Before you go buy a tablet, you should ask this question, "what am I going to use this tablet for." This seems like common sense, but really, take a moment. What are you going to do with that slab of internet-connected screen?
If your answer is I need "something for making life-like 3D animations and playing graphics-heavy games," I'm impressed. You are obviously a power user and need something more top-of-the-line. Please, see iPad Pro.
But that's not everyone. Most people just need, or rather want, a screen a little bigger than a phone; something to throw in your backpack, live on your coffee table, or be a handheld display for watching movies on flights.
I've spent the last few weeks using Amazon's almost nonsensically inexpensive $150 Fire tablet, and for all its drawbacks — and there are many — this is all the tablet I really need. Last year, Amazon introduced the idea of a super cheap usable tablet with the $US100 Fire HD 6. With the new Fire — yup, just plain Fire — the company is taking this idea even further with perhaps the most barebones device you'll ever find on Gizmodo dot com.
Cheap with a capital "C"
The tablet has a 1024 x 600, 7-inch display, so we're talking sub-HD here. Just for a point of comparison, the 7.9-inch iPad Mini 4 has five times more pixels in its display (at more than 5 times the price). Real talk: It's not a beautiful screen. The colours are dull, even at its brightest setting.
The screen lives in a cheap, snap together plastic shell, but it's pretty durable. I dropped the tablet onto a tile floor almost immediately after I got it, and it survived the harrowing encounter. That drop could've meant RIP for an iPad, so despite its cheap feel, the tablet's pretty sturdy at least.
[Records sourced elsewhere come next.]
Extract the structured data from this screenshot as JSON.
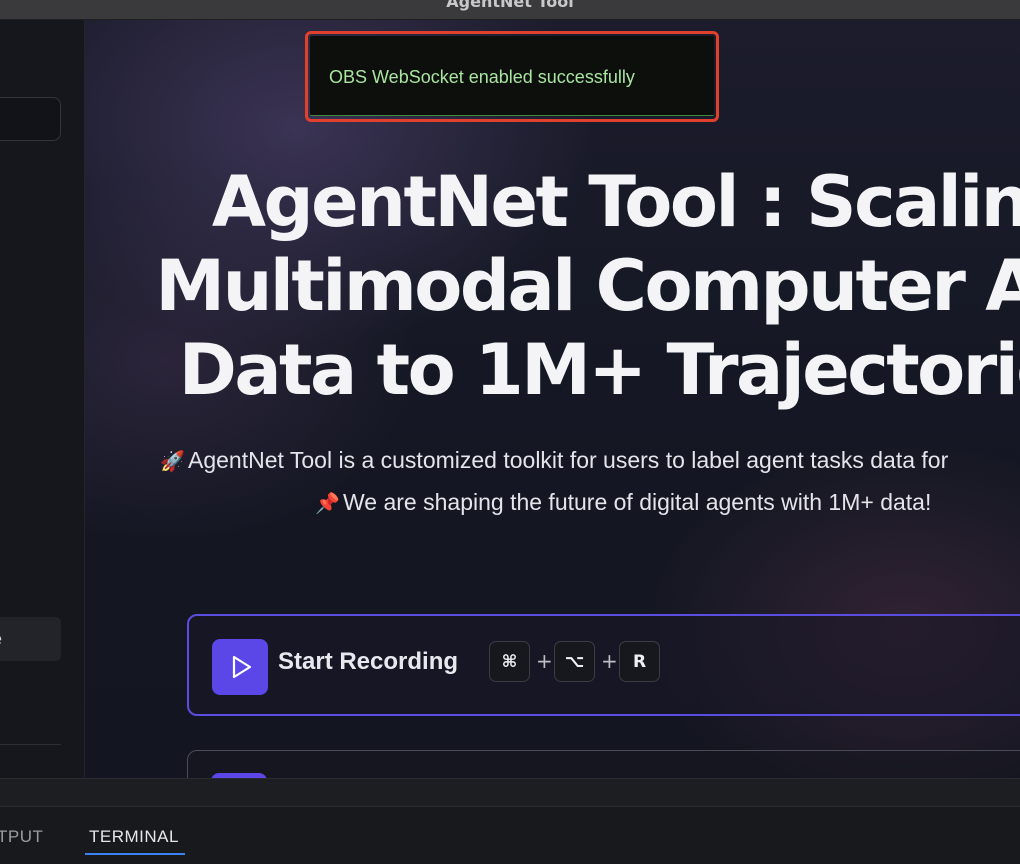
{
  "window": {
    "title": "AgentNet Tool"
  },
  "toast": {
    "message": "OBS WebSocket enabled successfully"
  },
  "sidebar": {
    "items": [
      {
        "label": "e"
      }
    ]
  },
  "hero": {
    "title_lines": [
      "AgentNet Tool : Scalin",
      "Multimodal Computer Ag",
      "Data to 1M+ Trajectorie"
    ],
    "description": [
      {
        "icon": "rocket-emoji",
        "glyph": "🚀",
        "text": "AgentNet Tool is a customized toolkit for users to label agent tasks data for"
      },
      {
        "icon": "pushpin-emoji",
        "glyph": "📌",
        "text": "We are shaping the future of digital agents with 1M+ data!"
      }
    ]
  },
  "record": {
    "label": "Start Recording",
    "icon": "play-icon",
    "shortcut": {
      "keys": [
        "⌘",
        "⌥",
        "R"
      ],
      "separator": "+"
    }
  },
  "panel": {
    "tabs": [
      {
        "label": "TPUT",
        "active": false
      },
      {
        "label": "TERMINAL",
        "active": true
      }
    ]
  },
  "colors": {
    "accent": "#5b47e8",
    "toast_border": "#e0402c",
    "toast_text": "#a9e4a0",
    "tab_underline": "#3b82f6"
  }
}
The Fire also has big bezels on all the sides of that less-than-stellar display, but despite the common belief that no bezels is preferable, I actually like them. They give you a nice hunk of glass and plastic to grab, so you can comfortably one-hand the device and not obstruct your latest Netflix binge. Moreover, I like the black border, which serves as a kind of envelope to help focus your attention on the content you're consuming.
And, yes, this device is all about consuming content. You won't do much with it at all.
All Things Amazon
People are right to point out that Amazon devices aren't so much open playgrounds as they are portals to Amazon services. The company's Android-based Fire OS is basically a digital Amazon shopping mall. You've got ads on the lockscreen, the homescreen, and in apps. At every turn, the company is trying to sell you something.
This is totally fine if, like me, you use a lot of Amazon services. A less cynical way to understand this onslaught of ads is that the Fire tablet is a cheap way to take advantage of the Amazon services I already pay for, specifically, Amazon Prime Instant Video. As with other Fire tablets, you can download Prime content for viewing offline. (Netflix is right there for you too, if you want.) You'll want to use headphones though because the built-in speakers are garbage.
But really, I spent most of my time on this tablet reading books, and for that purpose, the Fire is more than sufficient. It's not quite as nice as reading on the Kindle Paperwhite, and if you try to read for hours and hours, your eyes will start to burn. But remember, the Fire costs only $20 less than Amazon's lovely ereader.
It's worth mentioning that if you're buying the $150 Fire tablet in Australia, reading books is just about the only thing you're going to do with it. Amazon's video services, and its built in support for US-based streaming services like Hulu that don't work in Australia are literally useless for you, unless you configure your router to access a VPN service.
The battery life on the Fire tablet is good enough that I only need to charge it every few days. If you spend a lot of time watching video, you'll need your microUSB tether daily.
But what the tablet fails at completely is being any kind of reasonable tool for getting work done. Its performance is all lag, and even simple tasks like internet browsing is pretty bad. Of course, it's not particularly easy to do much besides consume media on an Amazon tablet, since there's no Google Play Store. There are workarounds that will allow you to use your regular apps, but it's not worth it. Even if you can load a big game like Dead Trigger 2 on to the Fire tablet, you probably won't want to.
A disposable tablet is a good idea
In other words, don't expect any miracles from the Fire tablet. It is an entirely functional but very limited $150 device. It's almost a throwaway, but for $150, you won't be disappointed.
Amazon treats these tablets almost as if they're supposed to be disposable. Hell the company even has a buy-five-get-one-free six pack. When you destroy one, you just break out another.
Amazon could be on to something here, and it's possibly pioneering an emerging class of inexpensive tablets. You see, tablets in general are gadgets that cost too much money.I understand spending a lot of money on a computer or even a phone, because thee are essential tools you use every day. But a tablet is an extra device. I don't want to spend $600 on a tablet. I'm not sure I even want to spend $300+ on a tablet.
Which is why future of tablets isn't just a premium slab that costs as much as a computer. It can also be a throwaway impulse buy you find in the checkout aisle.
Images by Michael Hession.